Records drawn from a dataset:
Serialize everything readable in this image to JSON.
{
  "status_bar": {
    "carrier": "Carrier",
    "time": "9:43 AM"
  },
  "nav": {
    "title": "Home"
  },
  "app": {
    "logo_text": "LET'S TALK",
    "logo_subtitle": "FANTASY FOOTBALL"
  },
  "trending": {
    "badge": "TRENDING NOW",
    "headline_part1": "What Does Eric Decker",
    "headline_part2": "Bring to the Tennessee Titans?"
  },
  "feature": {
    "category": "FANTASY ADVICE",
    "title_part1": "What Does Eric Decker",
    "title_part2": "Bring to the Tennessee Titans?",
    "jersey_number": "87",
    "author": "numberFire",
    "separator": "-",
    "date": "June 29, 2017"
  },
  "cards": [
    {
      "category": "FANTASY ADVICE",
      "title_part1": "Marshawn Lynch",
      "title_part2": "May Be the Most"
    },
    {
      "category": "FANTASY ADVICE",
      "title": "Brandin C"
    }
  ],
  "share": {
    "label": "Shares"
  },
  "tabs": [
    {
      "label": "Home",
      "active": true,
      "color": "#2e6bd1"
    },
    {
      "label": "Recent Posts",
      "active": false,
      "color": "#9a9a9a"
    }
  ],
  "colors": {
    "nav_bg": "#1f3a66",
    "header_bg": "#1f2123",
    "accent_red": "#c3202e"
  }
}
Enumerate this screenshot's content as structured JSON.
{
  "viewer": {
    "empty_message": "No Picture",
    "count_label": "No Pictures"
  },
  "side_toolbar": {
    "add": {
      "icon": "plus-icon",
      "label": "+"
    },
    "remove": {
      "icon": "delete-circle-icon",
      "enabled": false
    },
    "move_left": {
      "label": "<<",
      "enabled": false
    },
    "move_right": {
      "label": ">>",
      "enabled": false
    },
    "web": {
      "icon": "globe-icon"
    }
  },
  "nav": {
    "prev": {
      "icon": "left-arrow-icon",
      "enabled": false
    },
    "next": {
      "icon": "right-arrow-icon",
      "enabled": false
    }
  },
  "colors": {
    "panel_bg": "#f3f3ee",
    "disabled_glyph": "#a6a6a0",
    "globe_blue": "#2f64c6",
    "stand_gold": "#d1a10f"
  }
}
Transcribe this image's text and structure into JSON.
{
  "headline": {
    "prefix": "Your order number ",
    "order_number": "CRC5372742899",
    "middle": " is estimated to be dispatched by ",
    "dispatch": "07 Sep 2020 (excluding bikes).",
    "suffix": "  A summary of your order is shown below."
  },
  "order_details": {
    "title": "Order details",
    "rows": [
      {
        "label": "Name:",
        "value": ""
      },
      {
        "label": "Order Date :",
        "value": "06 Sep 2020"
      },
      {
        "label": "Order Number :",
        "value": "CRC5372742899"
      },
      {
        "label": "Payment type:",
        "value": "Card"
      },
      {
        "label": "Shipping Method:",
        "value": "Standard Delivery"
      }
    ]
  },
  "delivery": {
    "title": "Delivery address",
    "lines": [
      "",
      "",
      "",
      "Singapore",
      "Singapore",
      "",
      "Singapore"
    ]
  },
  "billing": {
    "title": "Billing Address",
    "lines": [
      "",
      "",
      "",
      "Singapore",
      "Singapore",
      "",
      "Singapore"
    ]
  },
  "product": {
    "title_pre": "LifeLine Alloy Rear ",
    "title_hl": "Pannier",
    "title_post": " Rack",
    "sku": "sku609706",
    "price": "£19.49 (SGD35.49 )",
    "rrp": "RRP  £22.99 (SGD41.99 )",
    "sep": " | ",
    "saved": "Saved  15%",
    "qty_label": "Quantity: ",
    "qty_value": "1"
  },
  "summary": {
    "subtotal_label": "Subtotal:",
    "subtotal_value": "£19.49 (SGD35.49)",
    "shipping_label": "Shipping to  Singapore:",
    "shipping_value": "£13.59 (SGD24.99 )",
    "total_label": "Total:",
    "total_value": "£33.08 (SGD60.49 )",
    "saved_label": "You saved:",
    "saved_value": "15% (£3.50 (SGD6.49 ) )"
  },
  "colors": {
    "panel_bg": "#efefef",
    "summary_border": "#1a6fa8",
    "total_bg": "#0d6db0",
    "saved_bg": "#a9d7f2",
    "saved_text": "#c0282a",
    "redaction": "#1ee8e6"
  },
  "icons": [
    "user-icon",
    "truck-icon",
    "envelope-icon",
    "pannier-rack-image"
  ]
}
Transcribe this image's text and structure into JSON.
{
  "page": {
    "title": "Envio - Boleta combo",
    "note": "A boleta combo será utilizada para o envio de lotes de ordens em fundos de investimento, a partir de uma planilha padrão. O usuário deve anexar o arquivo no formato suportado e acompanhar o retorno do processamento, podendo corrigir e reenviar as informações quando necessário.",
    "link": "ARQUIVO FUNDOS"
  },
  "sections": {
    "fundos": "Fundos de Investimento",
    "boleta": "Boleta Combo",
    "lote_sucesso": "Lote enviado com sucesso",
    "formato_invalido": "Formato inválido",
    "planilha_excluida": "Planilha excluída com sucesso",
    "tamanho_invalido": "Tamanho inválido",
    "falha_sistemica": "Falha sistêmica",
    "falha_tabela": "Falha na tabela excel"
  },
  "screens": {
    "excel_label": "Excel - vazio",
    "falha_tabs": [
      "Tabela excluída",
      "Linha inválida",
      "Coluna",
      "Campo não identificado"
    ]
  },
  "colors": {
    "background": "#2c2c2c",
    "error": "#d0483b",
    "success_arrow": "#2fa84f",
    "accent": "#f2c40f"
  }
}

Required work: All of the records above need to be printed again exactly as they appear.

Result for this task:
Serialize everything readable in this image to JSON.
{
  "status_bar": {
    "carrier": "Carrier",
    "time": "9:43 AM"
  },
  "nav": {
    "title": "Home"
  },
  "app": {
    "logo_text": "LET'S TALK",
    "logo_subtitle": "FANTASY FOOTBALL"
  },
  "trending": {
    "badge": "TRENDING NOW",
    "headline_part1": "What Does Eric Decker",
    "headline_part2": "Bring to the Tennessee Titans?"
  },
  "feature": {
    "category": "FANTASY ADVICE",
    "title_part1": "What Does Eric Decker",
    "title_part2": "Bring to the Tennessee Titans?",
    "jersey_number": "87",
    "author": "numberFire",
    "separator": "-",
    "date": "June 29, 2017"
  },
  "cards": [
    {
      "category": "FANTASY ADVICE",
      "title_part1": "Marshawn Lynch",
      "title_part2": "May Be the Most"
    },
    {
      "category": "FANTASY ADVICE",
      "title": "Brandin C"
    }
  ],
  "share": {
    "label": "Shares"
  },
  "tabs": [
    {
      "label": "Home",
      "active": true,
      "color": "#2e6bd1"
    },
    {
      "label": "Recent Posts",
      "active": false,
      "color": "#9a9a9a"
    }
  ],
  "colors": {
    "nav_bg": "#1f3a66",
    "header_bg": "#1f2123",
    "accent_red": "#c3202e"
  }
}
Enumerate this screenshot's content as structured JSON.
{
  "viewer": {
    "empty_message": "No Picture",
    "count_label": "No Pictures"
  },
  "side_toolbar": {
    "add": {
      "icon": "plus-icon",
      "label": "+"
    },
    "remove": {
      "icon": "delete-circle-icon",
      "enabled": false
    },
    "move_left": {
      "label": "<<",
      "enabled": false
    },
    "move_right": {
      "label": ">>",
      "enabled": false
    },
    "web": {
      "icon": "globe-icon"
    }
  },
  "nav": {
    "prev": {
      "icon": "left-arrow-icon",
      "enabled": false
    },
    "next": {
      "icon": "right-arrow-icon",
      "enabled": false
    }
  },
  "colors": {
    "panel_bg": "#f3f3ee",
    "disabled_glyph": "#a6a6a0",
    "globe_blue": "#2f64c6",
    "stand_gold": "#d1a10f"
  }
}
Transcribe this image's text and structure into JSON.
{
  "headline": {
    "prefix": "Your order number ",
    "order_number": "CRC5372742899",
    "middle": " is estimated to be dispatched by ",
    "dispatch": "07 Sep 2020 (excluding bikes).",
    "suffix": "  A summary of your order is shown below."
  },
  "order_details": {
    "title": "Order details",
    "rows": [
      {
        "label": "Name:",
        "value": ""
      },
      {
        "label": "Order Date :",
        "value": "06 Sep 2020"
      },
      {
        "label": "Order Number :",
        "value": "CRC5372742899"
      },
      {
        "label": "Payment type:",
        "value": "Card"
      },
      {
        "label": "Shipping Method:",
        "value": "Standard Delivery"
      }
    ]
  },
  "delivery": {
    "title": "Delivery address",
    "lines": [
      "",
      "",
      "",
      "Singapore",
      "Singapore",
      "",
      "Singapore"
    ]
  },
  "billing": {
    "title": "Billing Address",
    "lines": [
      "",
      "",
      "",
      "Singapore",
      "Singapore",
      "",
      "Singapore"
    ]
  },
  "product": {
    "title_pre": "LifeLine Alloy Rear ",
    "title_hl": "Pannier",
    "title_post": " Rack",
    "sku": "sku609706",
    "price": "£19.49 (SGD35.49 )",
    "rrp": "RRP  £22.99 (SGD41.99 )",
    "sep": " | ",
    "saved": "Saved  15%",
    "qty_label": "Quantity: ",
    "qty_value": "1"
  },
  "summary": {
    "subtotal_label": "Subtotal:",
    "subtotal_value": "£19.49 (SGD35.49)",
    "shipping_label": "Shipping to  Singapore:",
    "shipping_value": "£13.59 (SGD24.99 )",
    "total_label": "Total:",
    "total_value": "£33.08 (SGD60.49 )",
    "saved_label": "You saved:",
    "saved_value": "15% (£3.50 (SGD6.49 ) )"
  },
  "colors": {
    "panel_bg": "#efefef",
    "summary_border": "#1a6fa8",
    "total_bg": "#0d6db0",
    "saved_bg": "#a9d7f2",
    "saved_text": "#c0282a",
    "redaction": "#1ee8e6"
  },
  "icons": [
    "user-icon",
    "truck-icon",
    "envelope-icon",
    "pannier-rack-image"
  ]
}
Transcribe this image's text and structure into JSON.
{
  "page": {
    "title": "Envio - Boleta combo",
    "note": "A boleta combo será utilizada para o envio de lotes de ordens em fundos de investimento, a partir de uma planilha padrão. O usuário deve anexar o arquivo no formato suportado e acompanhar o retorno do processamento, podendo corrigir e reenviar as informações quando necessário.",
    "link": "ARQUIVO FUNDOS"
  },
  "sections": {
    "fundos": "Fundos de Investimento",
    "boleta": "Boleta Combo",
    "lote_sucesso": "Lote enviado com sucesso",
    "formato_invalido": "Formato inválido",
    "planilha_excluida": "Planilha excluída com sucesso",
    "tamanho_invalido": "Tamanho inválido",
    "falha_sistemica": "Falha sistêmica",
    "falha_tabela": "Falha na tabela excel"
  },
  "screens": {
    "excel_label": "Excel - vazio",
    "falha_tabs": [
      "Tabela excluída",
      "Linha inválida",
      "Coluna",
      "Campo não identificado"
    ]
  },
  "colors": {
    "background": "#2c2c2c",
    "error": "#d0483b",
    "success_arrow": "#2fa84f",
    "accent": "#f2c40f"
  }
}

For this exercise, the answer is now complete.